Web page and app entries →
╭──

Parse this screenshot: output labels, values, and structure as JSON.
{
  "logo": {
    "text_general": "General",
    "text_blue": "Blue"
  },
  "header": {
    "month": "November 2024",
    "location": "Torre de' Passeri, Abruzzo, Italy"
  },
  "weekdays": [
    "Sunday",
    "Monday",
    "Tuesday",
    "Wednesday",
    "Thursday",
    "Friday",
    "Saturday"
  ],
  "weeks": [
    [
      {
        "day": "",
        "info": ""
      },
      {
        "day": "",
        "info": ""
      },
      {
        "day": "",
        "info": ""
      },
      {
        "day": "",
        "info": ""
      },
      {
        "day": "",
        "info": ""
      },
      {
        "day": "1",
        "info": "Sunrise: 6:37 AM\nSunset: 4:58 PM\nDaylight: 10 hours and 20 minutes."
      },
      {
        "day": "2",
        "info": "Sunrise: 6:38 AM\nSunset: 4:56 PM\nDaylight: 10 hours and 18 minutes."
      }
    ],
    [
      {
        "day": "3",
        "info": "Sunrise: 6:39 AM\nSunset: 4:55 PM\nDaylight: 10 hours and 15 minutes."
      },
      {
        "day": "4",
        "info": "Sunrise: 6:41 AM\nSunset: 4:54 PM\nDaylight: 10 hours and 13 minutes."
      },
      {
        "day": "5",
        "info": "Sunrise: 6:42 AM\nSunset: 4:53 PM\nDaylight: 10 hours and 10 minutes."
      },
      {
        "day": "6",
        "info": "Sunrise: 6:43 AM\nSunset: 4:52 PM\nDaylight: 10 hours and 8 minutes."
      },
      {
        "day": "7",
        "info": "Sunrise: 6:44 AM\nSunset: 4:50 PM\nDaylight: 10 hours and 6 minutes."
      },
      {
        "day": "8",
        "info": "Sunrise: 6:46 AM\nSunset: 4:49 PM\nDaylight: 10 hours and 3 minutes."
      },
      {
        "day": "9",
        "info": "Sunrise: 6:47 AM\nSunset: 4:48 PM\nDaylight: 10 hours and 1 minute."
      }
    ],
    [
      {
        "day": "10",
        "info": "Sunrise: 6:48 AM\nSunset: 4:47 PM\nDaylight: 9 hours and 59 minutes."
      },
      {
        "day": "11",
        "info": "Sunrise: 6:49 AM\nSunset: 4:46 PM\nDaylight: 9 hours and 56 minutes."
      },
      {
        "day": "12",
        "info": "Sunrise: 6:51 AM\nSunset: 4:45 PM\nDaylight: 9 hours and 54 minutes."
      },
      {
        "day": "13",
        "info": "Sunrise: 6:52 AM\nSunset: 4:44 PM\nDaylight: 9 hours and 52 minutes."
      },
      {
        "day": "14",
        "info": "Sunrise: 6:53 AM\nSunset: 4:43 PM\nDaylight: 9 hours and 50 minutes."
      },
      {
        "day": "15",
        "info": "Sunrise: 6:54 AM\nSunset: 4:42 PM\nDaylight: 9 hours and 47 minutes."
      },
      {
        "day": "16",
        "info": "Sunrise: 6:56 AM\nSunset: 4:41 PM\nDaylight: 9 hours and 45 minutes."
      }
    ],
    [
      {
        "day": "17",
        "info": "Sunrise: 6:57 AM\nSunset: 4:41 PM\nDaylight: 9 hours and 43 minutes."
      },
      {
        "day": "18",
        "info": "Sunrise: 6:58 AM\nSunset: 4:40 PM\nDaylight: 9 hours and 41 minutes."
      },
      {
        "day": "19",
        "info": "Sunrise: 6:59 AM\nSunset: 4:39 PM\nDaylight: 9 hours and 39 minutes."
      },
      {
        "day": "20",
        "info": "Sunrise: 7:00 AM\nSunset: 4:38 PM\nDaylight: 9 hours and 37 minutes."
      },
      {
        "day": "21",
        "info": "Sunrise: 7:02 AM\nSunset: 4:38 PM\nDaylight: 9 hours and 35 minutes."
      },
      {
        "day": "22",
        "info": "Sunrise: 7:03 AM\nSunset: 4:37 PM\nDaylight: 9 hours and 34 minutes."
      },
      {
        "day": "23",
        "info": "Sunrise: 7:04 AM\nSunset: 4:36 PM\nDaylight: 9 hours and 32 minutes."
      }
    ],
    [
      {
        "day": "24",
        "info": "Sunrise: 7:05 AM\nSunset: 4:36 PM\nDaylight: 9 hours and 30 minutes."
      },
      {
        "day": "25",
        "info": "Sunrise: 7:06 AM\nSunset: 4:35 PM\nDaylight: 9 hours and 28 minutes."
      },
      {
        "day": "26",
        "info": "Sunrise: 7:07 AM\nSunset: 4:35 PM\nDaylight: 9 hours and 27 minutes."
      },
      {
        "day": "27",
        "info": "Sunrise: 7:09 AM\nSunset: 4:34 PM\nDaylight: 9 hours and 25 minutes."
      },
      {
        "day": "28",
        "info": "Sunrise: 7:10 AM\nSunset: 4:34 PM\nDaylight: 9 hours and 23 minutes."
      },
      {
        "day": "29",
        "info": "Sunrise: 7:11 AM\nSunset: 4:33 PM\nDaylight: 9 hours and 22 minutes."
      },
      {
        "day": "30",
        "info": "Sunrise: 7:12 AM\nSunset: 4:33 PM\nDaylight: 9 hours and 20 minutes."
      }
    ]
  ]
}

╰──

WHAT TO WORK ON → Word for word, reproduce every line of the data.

RESPONSE →
Parse this screenshot: output labels, values, and structure as JSON.
{
  "logo": {
    "text_general": "General",
    "text_blue": "Blue"
  },
  "header": {
    "month": "November 2024",
    "location": "Torre de' Passeri, Abruzzo, Italy"
  },
  "weekdays": [
    "Sunday",
    "Monday",
    "Tuesday",
    "Wednesday",
    "Thursday",
    "Friday",
    "Saturday"
  ],
  "weeks": [
    [
      {
        "day": "",
        "info": ""
      },
      {
        "day": "",
        "info": ""
      },
      {
        "day": "",
        "info": ""
      },
      {
        "day": "",
        "info": ""
      },
      {
        "day": "",
        "info": ""
      },
      {
        "day": "1",
        "info": "Sunrise: 6:37 AM\nSunset: 4:58 PM\nDaylight: 10 hours and 20 minutes."
      },
      {
        "day": "2",
        "info": "Sunrise: 6:38 AM\nSunset: 4:56 PM\nDaylight: 10 hours and 18 minutes."
      }
    ],
    [
      {
        "day": "3",
        "info": "Sunrise: 6:39 AM\nSunset: 4:55 PM\nDaylight: 10 hours and 15 minutes."
      },
      {
        "day": "4",
        "info": "Sunrise: 6:41 AM\nSunset: 4:54 PM\nDaylight: 10 hours and 13 minutes."
      },
      {
        "day": "5",
        "info": "Sunrise: 6:42 AM\nSunset: 4:53 PM\nDaylight: 10 hours and 10 minutes."
      },
      {
        "day": "6",
        "info": "Sunrise: 6:43 AM\nSunset: 4:52 PM\nDaylight: 10 hours and 8 minutes."
      },
      {
        "day": "7",
        "info": "Sunrise: 6:44 AM\nSunset: 4:50 PM\nDaylight: 10 hours and 6 minutes."
      },
      {
        "day": "8",
        "info": "Sunrise: 6:46 AM\nSunset: 4:49 PM\nDaylight: 10 hours and 3 minutes."
      },
      {
        "day": "9",
        "info": "Sunrise: 6:47 AM\nSunset: 4:48 PM\nDaylight: 10 hours and 1 minute."
      }
    ],
    [
      {
        "day": "10",
        "info": "Sunrise: 6:48 AM\nSunset: 4:47 PM\nDaylight: 9 hours and 59 minutes."
      },
      {
        "day": "11",
        "info": "Sunrise: 6:49 AM\nSunset: 4:46 PM\nDaylight: 9 hours and 56 minutes."
      },
      {
        "day": "12",
        "info": "Sunrise: 6:51 AM\nSunset: 4:45 PM\nDaylight: 9 hours and 54 minutes."
      },
      {
        "day": "13",
        "info": "Sunrise: 6:52 AM\nSunset: 4:44 PM\nDaylight: 9 hours and 52 minutes."
      },
      {
        "day": "14",
        "info": "Sunrise: 6:53 AM\nSunset: 4:43 PM\nDaylight: 9 hours and 50 minutes."
      },
      {
        "day": "15",
        "info": "Sunrise: 6:54 AM\nSunset: 4:42 PM\nDaylight: 9 hours and 47 minutes."
      },
      {
        "day": "16",
        "info": "Sunrise: 6:56 AM\nSunset: 4:41 PM\nDaylight: 9 hours and 45 minutes."
      }
    ],
    [
      {
        "day": "17",
        "info": "Sunrise: 6:57 AM\nSunset: 4:41 PM\nDaylight: 9 hours and 43 minutes."
      },
      {
        "day": "18",
        "info": "Sunrise: 6:58 AM\nSunset: 4:40 PM\nDaylight: 9 hours and 41 minutes."
      },
      {
        "day": "19",
        "info": "Sunrise: 6:59 AM\nSunset: 4:39 PM\nDaylight: 9 hours and 39 minutes."
      },
      {
        "day": "20",
        "info": "Sunrise: 7:00 AM\nSunset: 4:38 PM\nDaylight: 9 hours and 37 minutes."
      },
      {
        "day": "21",
        "info": "Sunrise: 7:02 AM\nSunset: 4:38 PM\nDaylight: 9 hours and 35 minutes."
      },
      {
        "day": "22",
        "info": "Sunrise: 7:03 AM\nSunset: 4:37 PM\nDaylight: 9 hours and 34 minutes."
      },
      {
        "day": "23",
        "info": "Sunrise: 7:04 AM\nSunset: 4:36 PM\nDaylight: 9 hours and 32 minutes."
      }
    ],
    [
      {
        "day": "24",
        "info": "Sunrise: 7:05 AM\nSunset: 4:36 PM\nDaylight: 9 hours and 30 minutes."
      },
      {
        "day": "25",
        "info": "Sunrise: 7:06 AM\nSunset: 4:35 PM\nDaylight: 9 hours and 28 minutes."
      },
      {
        "day": "26",
        "info": "Sunrise: 7:07 AM\nSunset: 4:35 PM\nDaylight: 9 hours and 27 minutes."
      },
      {
        "day": "27",
        "info": "Sunrise: 7:09 AM\nSunset: 4:34 PM\nDaylight: 9 hours and 25 minutes."
      },
      {
        "day": "28",
        "info": "Sunrise: 7:10 AM\nSunset: 4:34 PM\nDaylight: 9 hours and 23 minutes."
      },
      {
        "day": "29",
        "info": "Sunrise: 7:11 AM\nSunset: 4:33 PM\nDaylight: 9 hours and 22 minutes."
      },
      {
        "day": "30",
        "info": "Sunrise: 7:12 AM\nSunset: 4:33 PM\nDaylight: 9 hours and 20 minutes."
      }
    ]
  ]
}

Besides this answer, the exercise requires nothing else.